## Assignment
Only the lines that hold "value" should be in the answer, each copied from the data below.

Segment Start: Available data

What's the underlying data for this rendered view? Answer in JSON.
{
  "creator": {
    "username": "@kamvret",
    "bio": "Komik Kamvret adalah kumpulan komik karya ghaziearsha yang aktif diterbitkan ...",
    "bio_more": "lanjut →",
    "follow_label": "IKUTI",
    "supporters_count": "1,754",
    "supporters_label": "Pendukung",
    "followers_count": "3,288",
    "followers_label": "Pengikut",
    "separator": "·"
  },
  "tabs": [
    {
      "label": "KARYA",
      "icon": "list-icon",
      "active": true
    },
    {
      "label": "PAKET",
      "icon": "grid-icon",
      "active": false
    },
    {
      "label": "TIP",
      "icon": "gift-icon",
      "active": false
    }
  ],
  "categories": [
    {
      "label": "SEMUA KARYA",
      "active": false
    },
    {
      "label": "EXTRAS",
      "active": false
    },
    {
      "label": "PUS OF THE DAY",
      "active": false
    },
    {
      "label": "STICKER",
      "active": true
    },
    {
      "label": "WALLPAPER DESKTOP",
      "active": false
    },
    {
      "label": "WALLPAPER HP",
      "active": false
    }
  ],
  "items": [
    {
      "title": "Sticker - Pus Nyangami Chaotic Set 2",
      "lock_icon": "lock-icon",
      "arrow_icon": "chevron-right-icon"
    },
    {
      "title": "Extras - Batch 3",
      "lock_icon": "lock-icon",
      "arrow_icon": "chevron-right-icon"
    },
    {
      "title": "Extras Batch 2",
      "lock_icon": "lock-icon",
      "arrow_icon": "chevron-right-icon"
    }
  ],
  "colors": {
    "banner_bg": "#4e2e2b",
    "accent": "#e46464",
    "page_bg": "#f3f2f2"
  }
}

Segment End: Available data
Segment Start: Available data

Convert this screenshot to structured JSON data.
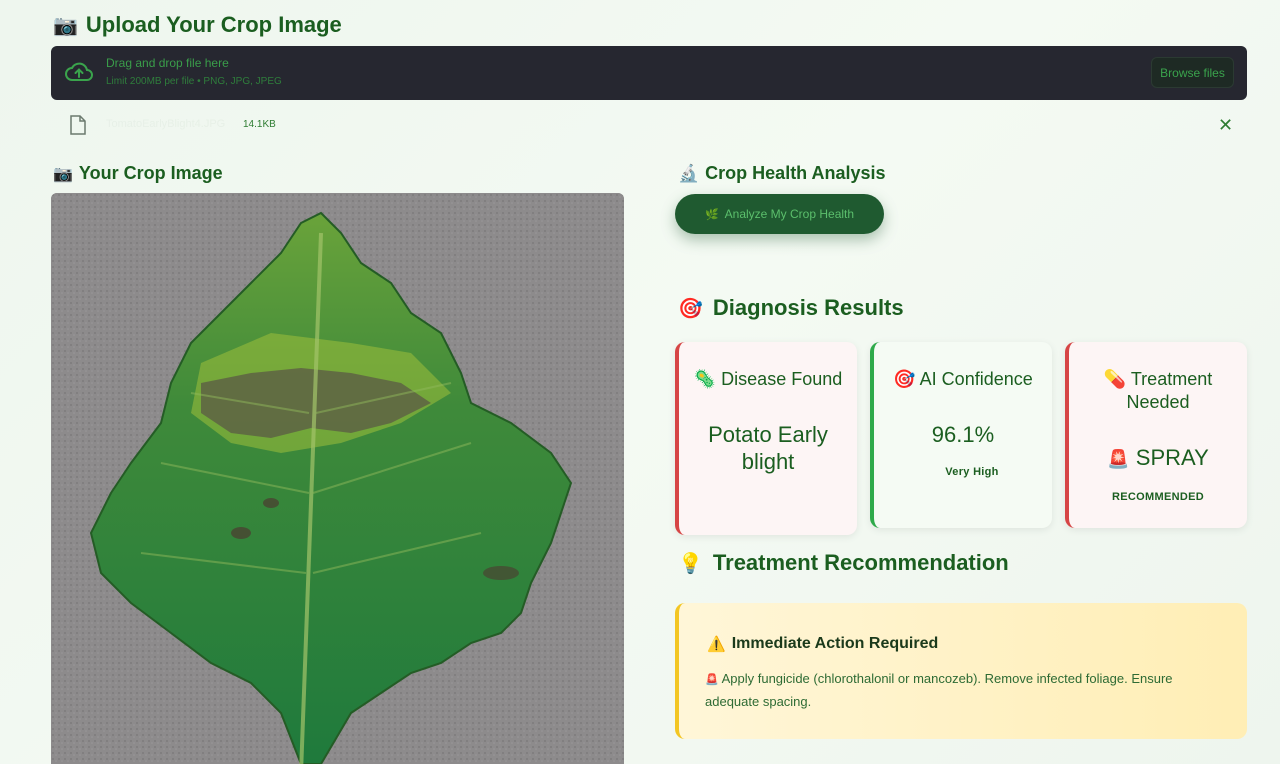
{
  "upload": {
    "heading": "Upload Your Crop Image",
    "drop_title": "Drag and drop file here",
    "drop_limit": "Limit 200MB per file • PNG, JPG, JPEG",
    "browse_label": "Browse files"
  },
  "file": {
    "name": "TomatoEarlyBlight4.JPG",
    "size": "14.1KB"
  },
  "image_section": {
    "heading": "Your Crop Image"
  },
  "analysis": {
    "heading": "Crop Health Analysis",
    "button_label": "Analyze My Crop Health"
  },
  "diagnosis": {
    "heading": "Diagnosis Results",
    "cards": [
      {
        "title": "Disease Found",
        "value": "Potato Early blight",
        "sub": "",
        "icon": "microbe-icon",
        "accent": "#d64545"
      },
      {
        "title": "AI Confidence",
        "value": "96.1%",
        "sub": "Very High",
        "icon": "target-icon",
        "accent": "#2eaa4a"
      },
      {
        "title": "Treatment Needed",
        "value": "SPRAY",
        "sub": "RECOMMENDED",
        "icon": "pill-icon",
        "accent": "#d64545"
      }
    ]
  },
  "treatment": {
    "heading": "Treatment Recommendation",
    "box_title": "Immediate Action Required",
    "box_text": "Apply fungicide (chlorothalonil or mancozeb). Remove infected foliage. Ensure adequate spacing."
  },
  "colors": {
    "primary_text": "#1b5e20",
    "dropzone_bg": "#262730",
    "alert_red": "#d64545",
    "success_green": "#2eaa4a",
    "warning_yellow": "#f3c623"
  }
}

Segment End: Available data

## Your solution
        "value": "Potato Early blight",
        "value": "96.1%",
        "value": "SPRAY",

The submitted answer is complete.